An international research team led by Dr. Gabriel S. Ferreira from the Senckenberg Center for and Paleoenvironment at the University of Tübingen has described a new of giant turtle from the late Pleistocene.

Peltocephalus maturin is between 40,000 and 9,000 years old and comes from the Brazilian Amazon. With a shell length of about 180 centimeters, the species is one of the largest known freshwater turtles in the world. The armored reptile was named after the giant turtle “Maturin,” a fictional character created by best-selling author Stephen King.

With a maximum shell length of 140 centimeters, the Asian narrow-headed softshell turtle (Chitra chitra) together with the approximately 110-centimeter-long South American river turtle (Podocnemis expansa) is one of the largest freshwater turtles alive today.

“In the past, we only know of a few turtles living in fresh waters that had a shell length of more than 150 centimeters,” explains Dr. Ferreira. “Such large are most recently known primarily from the Miocene, the period around 23 to 5 million years ago.”

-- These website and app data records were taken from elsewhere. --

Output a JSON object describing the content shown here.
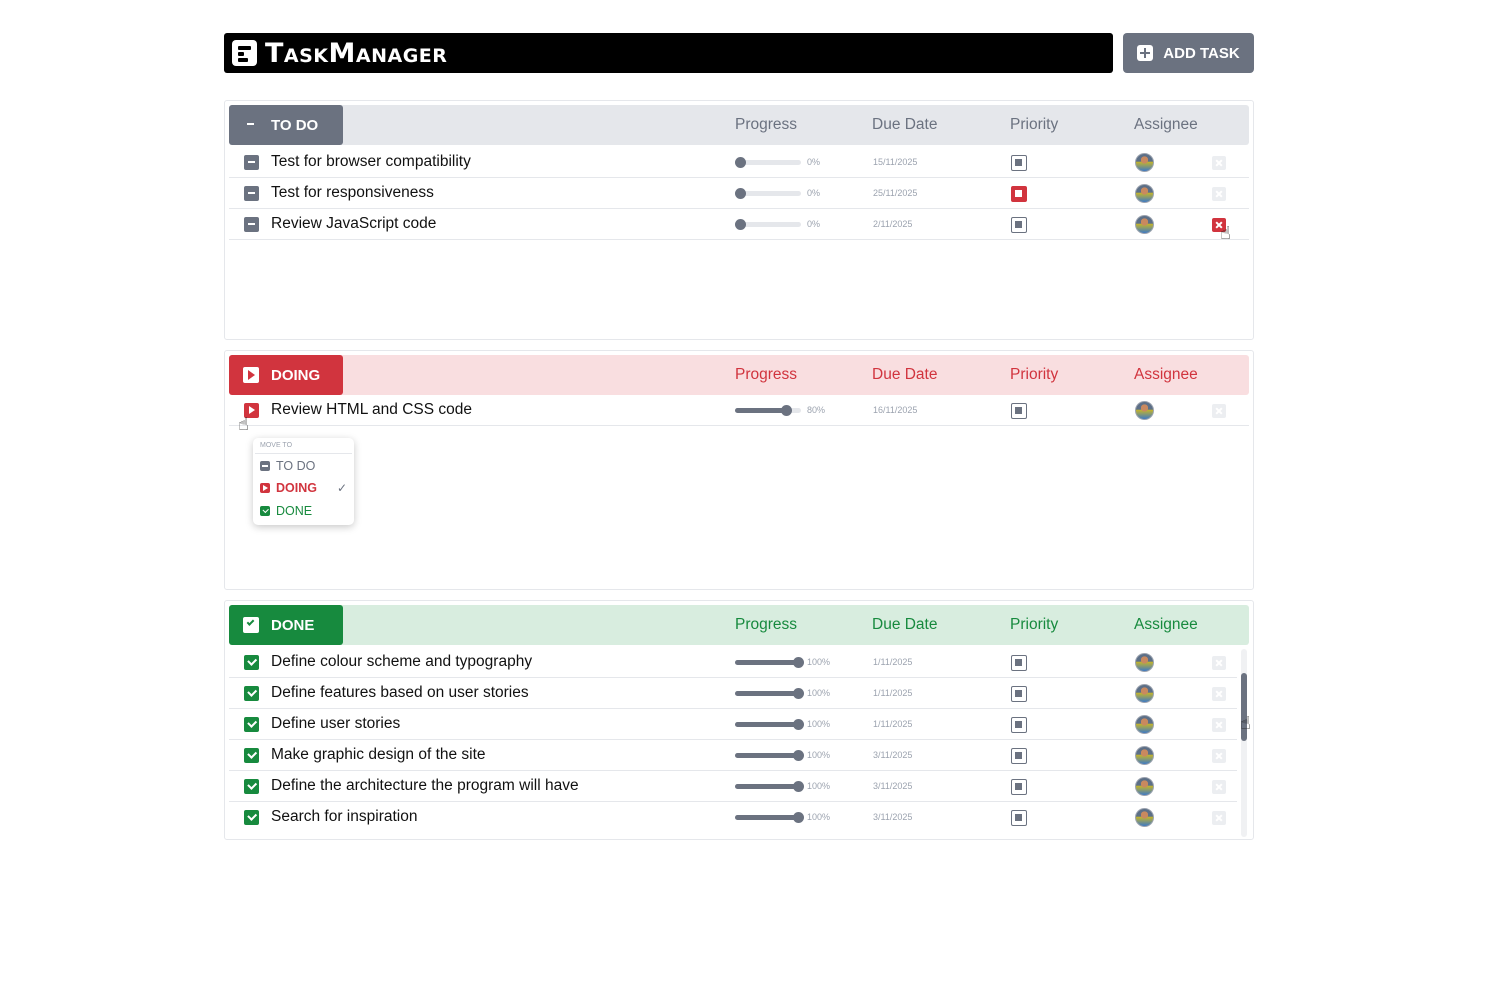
{
  "app": {
    "title": "TaskManager",
    "add_task_label": "ADD TASK"
  },
  "columns": {
    "progress": "Progress",
    "due_date": "Due Date",
    "priority": "Priority",
    "assignee": "Assignee"
  },
  "colors": {
    "todo": "#6b7280",
    "doing": "#d1343e",
    "done": "#178a3e"
  },
  "sections": {
    "todo": {
      "label": "TO DO",
      "tasks": [
        {
          "name": "Test for browser compatibility",
          "progress": 0,
          "progress_text": "0%",
          "due": "15/11/2025",
          "priority": "normal"
        },
        {
          "name": "Test for responsiveness",
          "progress": 0,
          "progress_text": "0%",
          "due": "25/11/2025",
          "priority": "high"
        },
        {
          "name": "Review JavaScript code",
          "progress": 0,
          "progress_text": "0%",
          "due": "2/11/2025",
          "priority": "normal"
        }
      ]
    },
    "doing": {
      "label": "DOING",
      "tasks": [
        {
          "name": "Review HTML and CSS code",
          "progress": 80,
          "progress_text": "80%",
          "due": "16/11/2025",
          "priority": "normal"
        }
      ]
    },
    "done": {
      "label": "DONE",
      "tasks": [
        {
          "name": "Define colour scheme and typography",
          "progress": 100,
          "progress_text": "100%",
          "due": "1/11/2025",
          "priority": "normal"
        },
        {
          "name": "Define features based on user stories",
          "progress": 100,
          "progress_text": "100%",
          "due": "1/11/2025",
          "priority": "normal"
        },
        {
          "name": "Define user stories",
          "progress": 100,
          "progress_text": "100%",
          "due": "1/11/2025",
          "priority": "normal"
        },
        {
          "name": "Make graphic design of the site",
          "progress": 100,
          "progress_text": "100%",
          "due": "3/11/2025",
          "priority": "normal"
        },
        {
          "name": "Define the architecture the program will have",
          "progress": 100,
          "progress_text": "100%",
          "due": "3/11/2025",
          "priority": "normal"
        },
        {
          "name": "Search for inspiration",
          "progress": 100,
          "progress_text": "100%",
          "due": "3/11/2025",
          "priority": "normal"
        }
      ]
    }
  },
  "move_menu": {
    "heading": "MOVE TO",
    "items": [
      "TO DO",
      "DOING",
      "DONE"
    ],
    "selected": "DOING",
    "check": "✓"
  }
}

Ferreira and an international team have now discovered a giant representative of this order of reptiles from the end of the Pleistocene period, around 40,000 to 9,000 years ago, and described it as a . The fossil remains—part of the turtle's lower jaw—were collected by gold miners at the “Taquaras” quarry in Porto Velho, Brazil.

Based on various characteristics, the research team assumes a close relationship with the modern big-headed Amazon turtle (Peltocephalus dumerilianus) and an omnivorous diet. “We named the new species after the giant turtle Maturin, an overarching protagonist in the Stephen King multiverse. Maturin is responsible for the creation of the in King's novels and films,” explains Dr. Ferreira.

The paper is published in the journal Biology Letters.

The holotype of the newly discovered giant tortoise: a massive partial lower jaw. Credit: Senckenberg Research Institute and Natural History Museum

Referencing the turtle's extremely large size, Dr. Ferreira says, “This is very surprising because freshwater turtles—in contrast to their terrestrial and marine relatives—rarely have such gigantic forms and the youngest giant known to date come from Miocene deposits.”

The new find is the youngest known occurrence of giant freshwater turtles and suggests a coexistence of Peltocephalus maturin with inhabitants in the Amazon region.

“People settled in the Amazon region around 12,600 years ago. We also know that large tortoises have been on the diet of hominins since the Paleolithic. Whether freshwater turtles, which are much more difficult to catch due to their agility, were also eaten by and whether Peltocephalus maturin—together with the South American megafauna—fell victim to human expansion is still unclear.

“Here we need more data from the Late Pleistocene and Early Holocene deposits of the Amazon Basin,” says Ferreira, giving an outlook on future work.

Source: Senckenberg Research Institute and Natural History Museum